- **What needs to be done**:
Produce the records again in full, exactly as shown below.

|---|

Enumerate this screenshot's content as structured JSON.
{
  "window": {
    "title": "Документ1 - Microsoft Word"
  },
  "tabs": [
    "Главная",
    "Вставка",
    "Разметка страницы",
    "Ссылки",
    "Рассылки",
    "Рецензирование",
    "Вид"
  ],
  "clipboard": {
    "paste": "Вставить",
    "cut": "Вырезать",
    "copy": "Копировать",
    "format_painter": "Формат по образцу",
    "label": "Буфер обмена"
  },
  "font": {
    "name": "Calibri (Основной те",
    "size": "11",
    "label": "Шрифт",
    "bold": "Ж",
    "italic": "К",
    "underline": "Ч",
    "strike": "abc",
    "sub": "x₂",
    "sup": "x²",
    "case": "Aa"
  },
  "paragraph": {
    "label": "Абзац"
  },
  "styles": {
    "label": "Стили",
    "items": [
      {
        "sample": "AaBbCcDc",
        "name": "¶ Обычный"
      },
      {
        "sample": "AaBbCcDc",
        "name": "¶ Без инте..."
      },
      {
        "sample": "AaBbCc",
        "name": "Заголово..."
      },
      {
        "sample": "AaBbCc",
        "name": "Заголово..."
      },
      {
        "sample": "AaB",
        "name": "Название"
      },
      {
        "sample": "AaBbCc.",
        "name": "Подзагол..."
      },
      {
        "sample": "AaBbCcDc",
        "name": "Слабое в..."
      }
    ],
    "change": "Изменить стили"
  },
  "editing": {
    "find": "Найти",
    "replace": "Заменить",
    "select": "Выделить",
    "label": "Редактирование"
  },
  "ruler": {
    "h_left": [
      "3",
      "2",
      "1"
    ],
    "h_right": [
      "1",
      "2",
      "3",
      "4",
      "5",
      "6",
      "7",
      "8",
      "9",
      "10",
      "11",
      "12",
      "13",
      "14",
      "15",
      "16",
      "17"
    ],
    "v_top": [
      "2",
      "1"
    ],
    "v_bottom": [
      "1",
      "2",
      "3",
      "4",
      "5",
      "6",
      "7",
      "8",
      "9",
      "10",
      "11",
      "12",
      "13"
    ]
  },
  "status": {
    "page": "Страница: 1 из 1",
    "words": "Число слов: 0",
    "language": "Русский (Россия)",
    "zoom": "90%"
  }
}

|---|

- **Answer to the exercise**:
Enumerate this screenshot's content as structured JSON.
{
  "window": {
    "title": "Документ1 - Microsoft Word"
  },
  "tabs": [
    "Главная",
    "Вставка",
    "Разметка страницы",
    "Ссылки",
    "Рассылки",
    "Рецензирование",
    "Вид"
  ],
  "clipboard": {
    "paste": "Вставить",
    "cut": "Вырезать",
    "copy": "Копировать",
    "format_painter": "Формат по образцу",
    "label": "Буфер обмена"
  },
  "font": {
    "name": "Calibri (Основной те",
    "size": "11",
    "label": "Шрифт",
    "bold": "Ж",
    "italic": "К",
    "underline": "Ч",
    "strike": "abc",
    "sub": "x₂",
    "sup": "x²",
    "case": "Aa"
  },
  "paragraph": {
    "label": "Абзац"
  },
  "styles": {
    "label": "Стили",
    "items": [
      {
        "sample": "AaBbCcDc",
        "name": "¶ Обычный"
      },
      {
        "sample": "AaBbCcDc",
        "name": "¶ Без инте..."
      },
      {
        "sample": "AaBbCc",
        "name": "Заголово..."
      },
      {
        "sample": "AaBbCc",
        "name": "Заголово..."
      },
      {
        "sample": "AaB",
        "name": "Название"
      },
      {
        "sample": "AaBbCc.",
        "name": "Подзагол..."
      },
      {
        "sample": "AaBbCcDc",
        "name": "Слабое в..."
      }
    ],
    "change": "Изменить стили"
  },
  "editing": {
    "find": "Найти",
    "replace": "Заменить",
    "select": "Выделить",
    "label": "Редактирование"
  },
  "ruler": {
    "h_left": [
      "3",
      "2",
      "1"
    ],
    "h_right": [
      "1",
      "2",
      "3",
      "4",
      "5",
      "6",
      "7",
      "8",
      "9",
      "10",
      "11",
      "12",
      "13",
      "14",
      "15",
      "16",
      "17"
    ],
    "v_top": [
      "2",
      "1"
    ],
    "v_bottom": [
      "1",
      "2",
      "3",
      "4",
      "5",
      "6",
      "7",
      "8",
      "9",
      "10",
      "11",
      "12",
      "13"
    ]
  },
  "status": {
    "page": "Страница: 1 из 1",
    "words": "Число слов: 0",
    "language": "Русский (Россия)",
    "zoom": "90%"
  }
}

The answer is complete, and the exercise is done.